One would not expect a film about an unlikely hit man to be one of the year’s sexiest meditations on the nature of identity, but here we are. Richard Linklater latest film Hit Man is a breezy comedy-romance that weaves philosophical questions into its tale loosely based on a true story.
The plot revolves around Gary Johnson (Glen Powell), a philosophy professor who is by all measures utterly forgettable. When not conducting lectures on theories of morality and the nature of the self (his cats are aptly named ID and EGO), Johnson moonlights as a tech expert with the local police. Camped out in surveillance vans, he ensures that all the recording devices are functioning properly in undercover sting operations. However, when one of the top undercover officers, the morally corrupt Jasper (Austin Amelio), gets suspended for using excessive force on a teenager moments before the next sting, Johnson finds himself filling in last minute.
Pretending to be a hit man for hire, Johnson must use everything he remembers from movies and his surveillance experience to convince the unsuspecting mark that he is the real deal. To his own surprise, it turns out that Johnson is quite good at role playing. Soon he is helping to rack up arrests and constructing a roster of characters to fit each clients’ needs. While the lawyers for those he helps arrest claim he is participating in police entrapment, Johnson believes that he is merely catching individuals who had already made up their minds to commit a crime.
His moral compass begins to falter though when, while undercover, he meets Madison (Adria Arjona), an attractive woman who is desperate to leave her abusive marriage. Finding himself drawn to her, he strategically convinces her to change her mind about hiring a killer before she can self-incriminate herself. Violating the standard police protocol, Johnson begins a secret relationship with Madison, who still believes he is someone else, that gets increasingly complicated when her ex, Ray (Evan Holtzman), refuses to move on without her.
Carrying a similar sexy cool vibe as Steven Soderbergh’s Out of Sight, part of what makes Hit Man such a treat is the insanely hot chemistry that Glen Powell and Adria Arjona share. As Johnson and Madison’s relationship evolves from one steamy encounter to the next, the audience feels as if they are the third wheel observing it all through the fingers that should be shielding our eyes. The chemistry not only sells the romantic beats, but also ensures that one remain invested in Johnson’s journey even when unsure if Madison can truly be trusted.

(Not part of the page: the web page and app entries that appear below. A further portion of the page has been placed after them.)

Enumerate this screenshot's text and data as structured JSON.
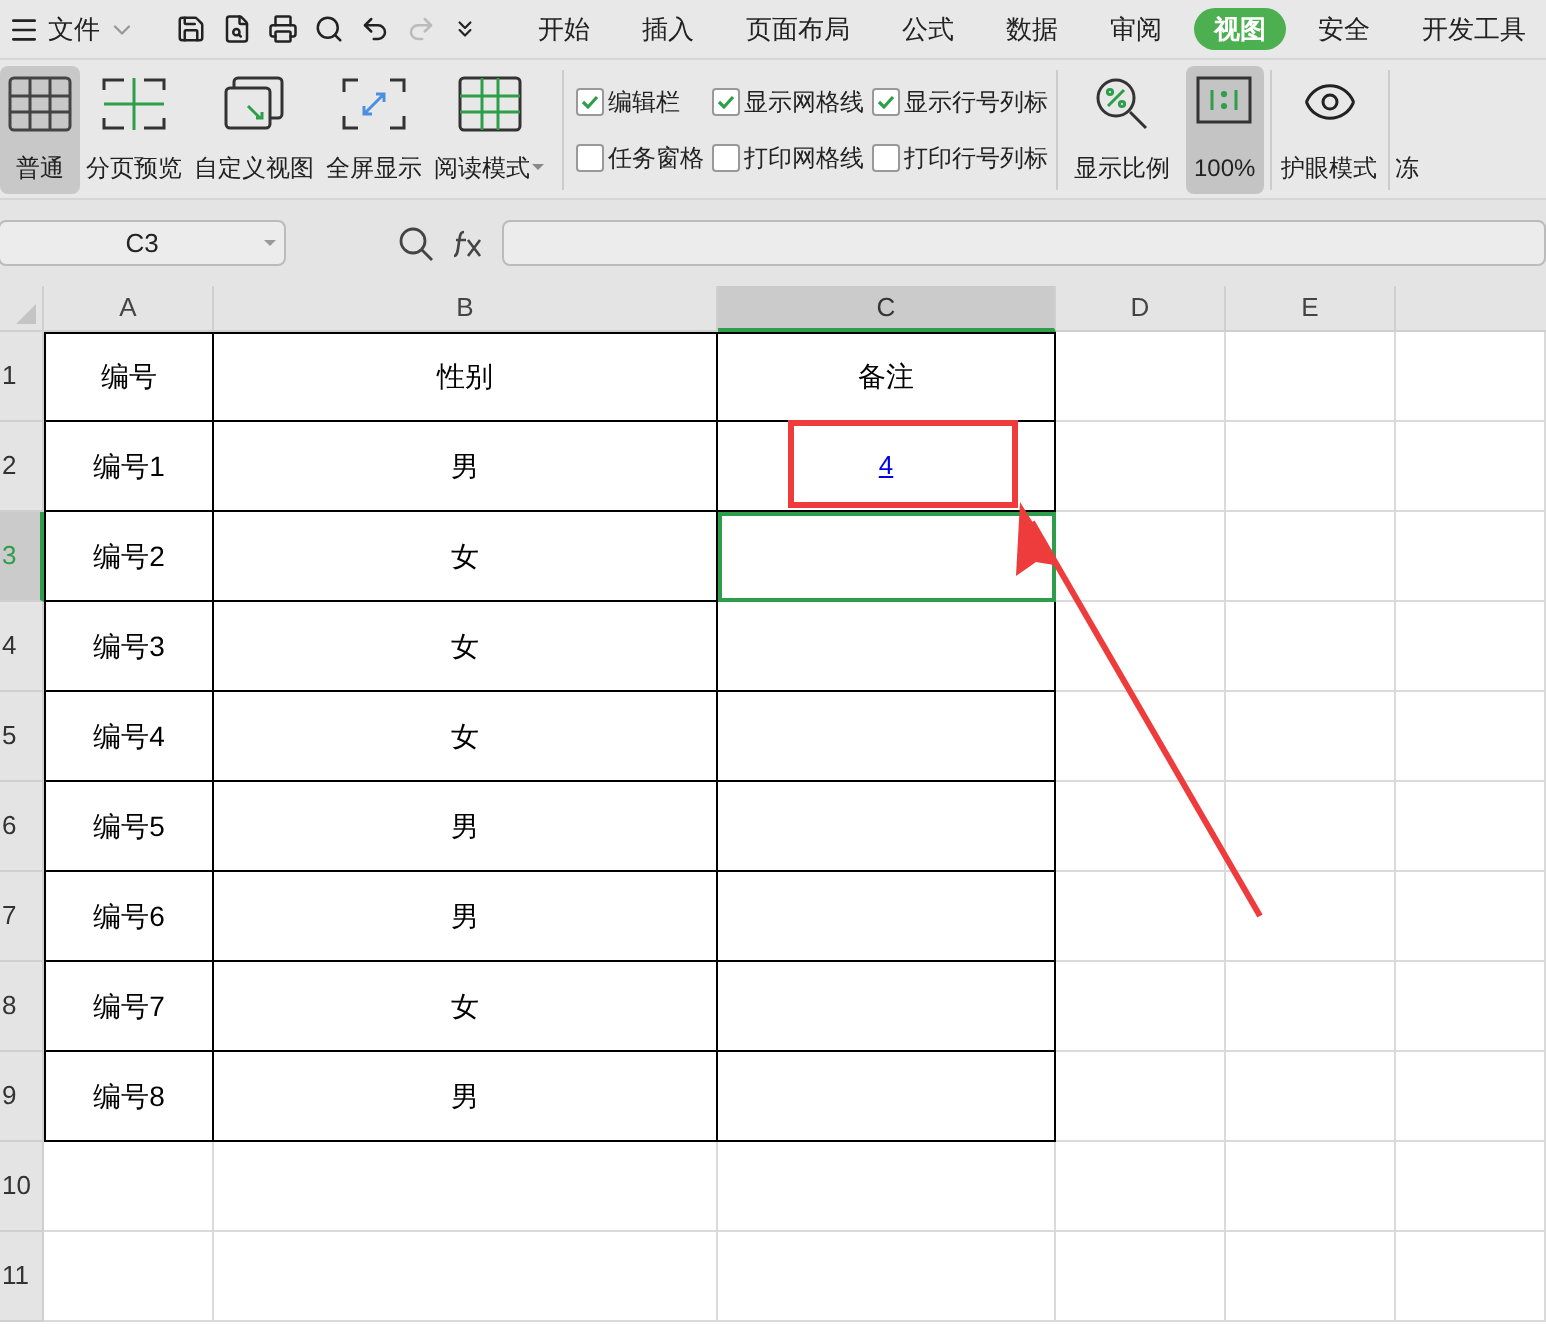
{
  "menu": {
    "file_label": "文件"
  },
  "tabs": [
    {
      "label": "开始",
      "selected": false
    },
    {
      "label": "插入",
      "selected": false
    },
    {
      "label": "页面布局",
      "selected": false
    },
    {
      "label": "公式",
      "selected": false
    },
    {
      "label": "数据",
      "selected": false
    },
    {
      "label": "审阅",
      "selected": false
    },
    {
      "label": "视图",
      "selected": true
    },
    {
      "label": "安全",
      "selected": false
    },
    {
      "label": "开发工具",
      "selected": false
    }
  ],
  "ribbon": {
    "views": [
      {
        "kind": "normal",
        "label": "普通",
        "selected": true
      },
      {
        "kind": "pagebreak",
        "label": "分页预览",
        "selected": false
      },
      {
        "kind": "custom",
        "label": "自定义视图",
        "selected": false
      },
      {
        "kind": "fullscreen",
        "label": "全屏显示",
        "selected": false
      },
      {
        "kind": "reading",
        "label": "阅读模式",
        "selected": false
      }
    ],
    "checkbox_columns": [
      [
        {
          "label": "编辑栏",
          "checked": true
        },
        {
          "label": "任务窗格",
          "checked": false
        }
      ],
      [
        {
          "label": "显示网格线",
          "checked": true
        },
        {
          "label": "打印网格线",
          "checked": false
        }
      ],
      [
        {
          "label": "显示行号列标",
          "checked": true
        },
        {
          "label": "打印行号列标",
          "checked": false
        }
      ]
    ],
    "zoom": [
      {
        "kind": "ratio",
        "label": "显示比例",
        "selected": false
      },
      {
        "kind": "actual",
        "label": "100%",
        "selected": true
      }
    ],
    "eye_label": "护眼模式",
    "freeze_label": "冻"
  },
  "name_box": "C3",
  "columns": [
    {
      "label": "A",
      "selected": false
    },
    {
      "label": "B",
      "selected": false
    },
    {
      "label": "C",
      "selected": true
    },
    {
      "label": "D",
      "selected": false
    },
    {
      "label": "E",
      "selected": false
    }
  ],
  "rows": [
    {
      "header": "1",
      "selected": false,
      "cells": [
        {
          "kind": "text",
          "text": "编号"
        },
        {
          "kind": "text",
          "text": "性别"
        },
        {
          "kind": "text",
          "text": "备注"
        }
      ]
    },
    {
      "header": "2",
      "selected": false,
      "cells": [
        {
          "kind": "text",
          "text": "编号1"
        },
        {
          "kind": "text",
          "text": "男"
        },
        {
          "kind": "link",
          "text": "4"
        }
      ]
    },
    {
      "header": "3",
      "selected": true,
      "cells": [
        {
          "kind": "text",
          "text": "编号2"
        },
        {
          "kind": "text",
          "text": "女"
        },
        {
          "kind": "empty",
          "selected": true
        }
      ]
    },
    {
      "header": "4",
      "selected": false,
      "cells": [
        {
          "kind": "text",
          "text": "编号3"
        },
        {
          "kind": "text",
          "text": "女"
        }
      ]
    },
    {
      "header": "5",
      "selected": false,
      "cells": [
        {
          "kind": "text",
          "text": "编号4"
        },
        {
          "kind": "text",
          "text": "女"
        }
      ]
    },
    {
      "header": "6",
      "selected": false,
      "cells": [
        {
          "kind": "text",
          "text": "编号5"
        },
        {
          "kind": "text",
          "text": "男"
        }
      ]
    },
    {
      "header": "7",
      "selected": false,
      "cells": [
        {
          "kind": "text",
          "text": "编号6"
        },
        {
          "kind": "text",
          "text": "男"
        }
      ]
    },
    {
      "header": "8",
      "selected": false,
      "cells": [
        {
          "kind": "text",
          "text": "编号7"
        },
        {
          "kind": "text",
          "text": "女"
        }
      ]
    },
    {
      "header": "9",
      "selected": false,
      "cells": [
        {
          "kind": "text",
          "text": "编号8"
        },
        {
          "kind": "text",
          "text": "男"
        }
      ]
    },
    {
      "header": "10",
      "selected": false,
      "cells": []
    },
    {
      "header": "11",
      "selected": false,
      "cells": []
    }
  ]
}
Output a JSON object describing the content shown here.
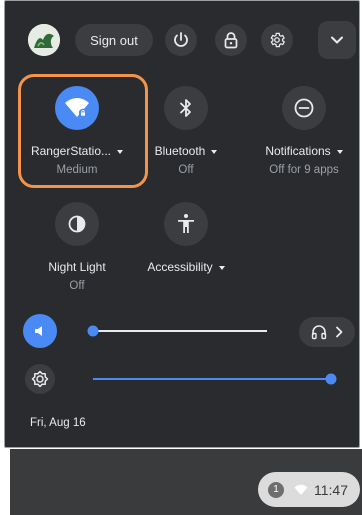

Powell’s convincing turn as Johnson, conveying an everyman appeal despite his roguish good looks, helps Linklater to explore themes of identity while also slowly raising the tension in the film. As Johnson’s lies begin to catch up with him, and the questionable motives of characters surface, one is never quite sure how he will get out of the jam he finds himself in. However, even in its most nail-biting moments, Hit Man remains a comedy first and foremost. Linklater ensures one is laughing even when sitting on the edge of the seat in suspense.
The lighter tone also allows the film to have fun in its exploration into this time period in Johnson’s life. Whether indulging in the various ways he constructs the psychology of his characters, noting cinema’s role in the hit man lore, or poking fun at the scenarios which compel average folks to seek assassins, Linklater’s film is full of spirited moments. An effortlessly charming film that is undeniably sexy, Hit Man reminds us that our identities are meaningless without having something or someone to be passionate about.